Records for this task section start
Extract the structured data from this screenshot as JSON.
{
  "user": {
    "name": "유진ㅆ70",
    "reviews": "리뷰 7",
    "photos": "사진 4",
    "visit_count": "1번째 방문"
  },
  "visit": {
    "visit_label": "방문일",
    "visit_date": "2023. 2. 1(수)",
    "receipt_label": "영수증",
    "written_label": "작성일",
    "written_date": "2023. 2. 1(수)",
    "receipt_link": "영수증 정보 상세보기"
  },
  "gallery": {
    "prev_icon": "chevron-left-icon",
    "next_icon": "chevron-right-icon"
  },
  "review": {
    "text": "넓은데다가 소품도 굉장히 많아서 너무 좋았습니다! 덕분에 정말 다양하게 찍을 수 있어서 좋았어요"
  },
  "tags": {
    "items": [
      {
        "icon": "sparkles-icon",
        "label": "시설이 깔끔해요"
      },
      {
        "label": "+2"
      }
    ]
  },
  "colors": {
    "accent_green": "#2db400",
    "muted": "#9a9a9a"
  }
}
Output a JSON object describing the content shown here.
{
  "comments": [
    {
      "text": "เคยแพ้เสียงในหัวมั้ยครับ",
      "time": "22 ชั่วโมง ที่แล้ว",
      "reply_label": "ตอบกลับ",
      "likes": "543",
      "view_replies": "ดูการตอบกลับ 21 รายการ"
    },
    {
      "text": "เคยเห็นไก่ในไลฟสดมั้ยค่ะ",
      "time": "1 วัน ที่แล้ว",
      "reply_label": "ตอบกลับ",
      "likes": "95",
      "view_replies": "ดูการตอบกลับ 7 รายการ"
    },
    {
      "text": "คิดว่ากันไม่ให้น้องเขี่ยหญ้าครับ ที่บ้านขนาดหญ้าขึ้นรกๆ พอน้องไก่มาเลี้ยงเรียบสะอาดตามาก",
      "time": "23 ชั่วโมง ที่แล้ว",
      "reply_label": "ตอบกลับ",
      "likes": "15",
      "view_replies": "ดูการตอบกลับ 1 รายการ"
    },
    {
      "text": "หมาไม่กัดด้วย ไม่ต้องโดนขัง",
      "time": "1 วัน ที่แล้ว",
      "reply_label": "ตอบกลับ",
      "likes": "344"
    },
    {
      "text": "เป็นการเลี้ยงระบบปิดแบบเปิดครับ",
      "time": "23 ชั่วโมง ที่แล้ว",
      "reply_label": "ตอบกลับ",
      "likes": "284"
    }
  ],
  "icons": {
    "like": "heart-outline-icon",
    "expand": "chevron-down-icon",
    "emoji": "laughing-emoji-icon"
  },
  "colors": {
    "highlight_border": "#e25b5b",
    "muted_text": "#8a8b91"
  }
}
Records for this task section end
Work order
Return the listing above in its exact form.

Solution to the problem
Extract the structured data from this screenshot as JSON.
{
  "user": {
    "name": "유진ㅆ70",
    "reviews": "리뷰 7",
    "photos": "사진 4",
    "visit_count": "1번째 방문"
  },
  "visit": {
    "visit_label": "방문일",
    "visit_date": "2023. 2. 1(수)",
    "receipt_label": "영수증",
    "written_label": "작성일",
    "written_date": "2023. 2. 1(수)",
    "receipt_link": "영수증 정보 상세보기"
  },
  "gallery": {
    "prev_icon": "chevron-left-icon",
    "next_icon": "chevron-right-icon"
  },
  "review": {
    "text": "넓은데다가 소품도 굉장히 많아서 너무 좋았습니다! 덕분에 정말 다양하게 찍을 수 있어서 좋았어요"
  },
  "tags": {
    "items": [
      {
        "icon": "sparkles-icon",
        "label": "시설이 깔끔해요"
      },
      {
        "label": "+2"
      }
    ]
  },
  "colors": {
    "accent_green": "#2db400",
    "muted": "#9a9a9a"
  }
}
Output a JSON object describing the content shown here.
{
  "comments": [
    {
      "text": "เคยแพ้เสียงในหัวมั้ยครับ",
      "time": "22 ชั่วโมง ที่แล้ว",
      "reply_label": "ตอบกลับ",
      "likes": "543",
      "view_replies": "ดูการตอบกลับ 21 รายการ"
    },
    {
      "text": "เคยเห็นไก่ในไลฟสดมั้ยค่ะ",
      "time": "1 วัน ที่แล้ว",
      "reply_label": "ตอบกลับ",
      "likes": "95",
      "view_replies": "ดูการตอบกลับ 7 รายการ"
    },
    {
      "text": "คิดว่ากันไม่ให้น้องเขี่ยหญ้าครับ ที่บ้านขนาดหญ้าขึ้นรกๆ พอน้องไก่มาเลี้ยงเรียบสะอาดตามาก",
      "time": "23 ชั่วโมง ที่แล้ว",
      "reply_label": "ตอบกลับ",
      "likes": "15",
      "view_replies": "ดูการตอบกลับ 1 รายการ"
    },
    {
      "text": "หมาไม่กัดด้วย ไม่ต้องโดนขัง",
      "time": "1 วัน ที่แล้ว",
      "reply_label": "ตอบกลับ",
      "likes": "344"
    },
    {
      "text": "เป็นการเลี้ยงระบบปิดแบบเปิดครับ",
      "time": "23 ชั่วโมง ที่แล้ว",
      "reply_label": "ตอบกลับ",
      "likes": "284"
    }
  ],
  "icons": {
    "like": "heart-outline-icon",
    "expand": "chevron-down-icon",
    "emoji": "laughing-emoji-icon"
  },
  "colors": {
    "highlight_border": "#e25b5b",
    "muted_text": "#8a8b91"
  }
}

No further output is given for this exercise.